-- Supplied material follows --

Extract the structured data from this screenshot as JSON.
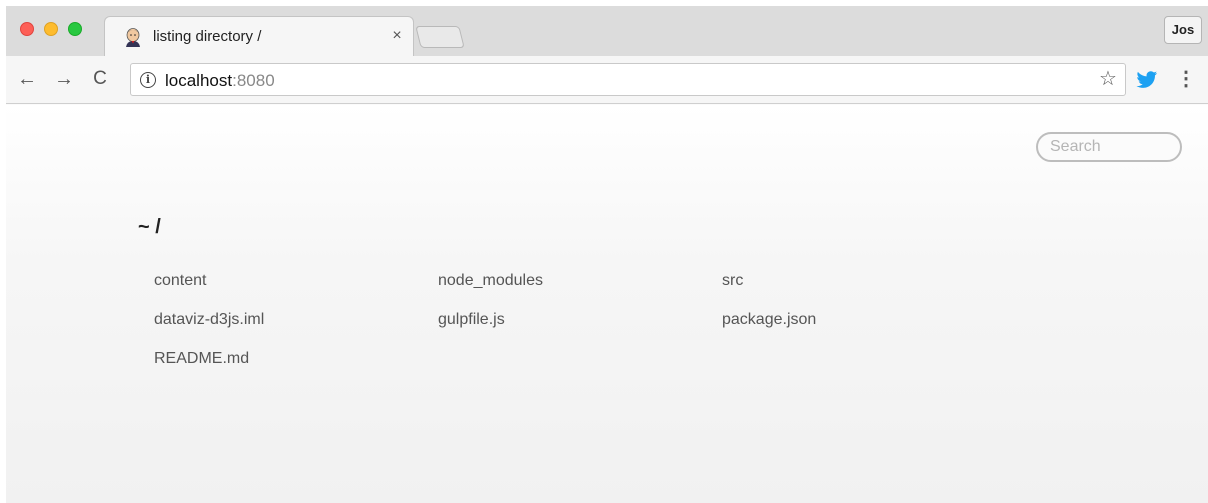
{
  "browser": {
    "tab": {
      "favicon": "jenkins-butler-icon",
      "title": "listing directory /",
      "close": "×"
    },
    "profile": "Jos",
    "nav": {
      "back": "←",
      "forward": "→",
      "reload": "C"
    },
    "address": {
      "info": "i",
      "host": "localhost",
      "port": ":8080"
    },
    "bookmark_icon": "☆",
    "menu_icon": "⋮",
    "colors": {
      "close_button": "#fd5f57",
      "minimize_button": "#febc2e",
      "maximize_button": "#28c840",
      "twitter_extension": "#1da1f2"
    }
  },
  "page": {
    "search": {
      "placeholder": "Search"
    },
    "heading": "~ /",
    "files": [
      "content",
      "node_modules",
      "src",
      "dataviz-d3js.iml",
      "gulpfile.js",
      "package.json",
      "README.md"
    ]
  }
}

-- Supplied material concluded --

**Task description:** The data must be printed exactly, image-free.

**Exercise response:**
Extract the structured data from this screenshot as JSON.
{
  "browser": {
    "tab": {
      "favicon": "jenkins-butler-icon",
      "title": "listing directory /",
      "close": "×"
    },
    "profile": "Jos",
    "nav": {
      "back": "←",
      "forward": "→",
      "reload": "C"
    },
    "address": {
      "info": "i",
      "host": "localhost",
      "port": ":8080"
    },
    "bookmark_icon": "☆",
    "menu_icon": "⋮",
    "colors": {
      "close_button": "#fd5f57",
      "minimize_button": "#febc2e",
      "maximize_button": "#28c840",
      "twitter_extension": "#1da1f2"
    }
  },
  "page": {
    "search": {
      "placeholder": "Search"
    },
    "heading": "~ /",
    "files": [
      "content",
      "node_modules",
      "src",
      "dataviz-d3js.iml",
      "gulpfile.js",
      "package.json",
      "README.md"
    ]
  }
}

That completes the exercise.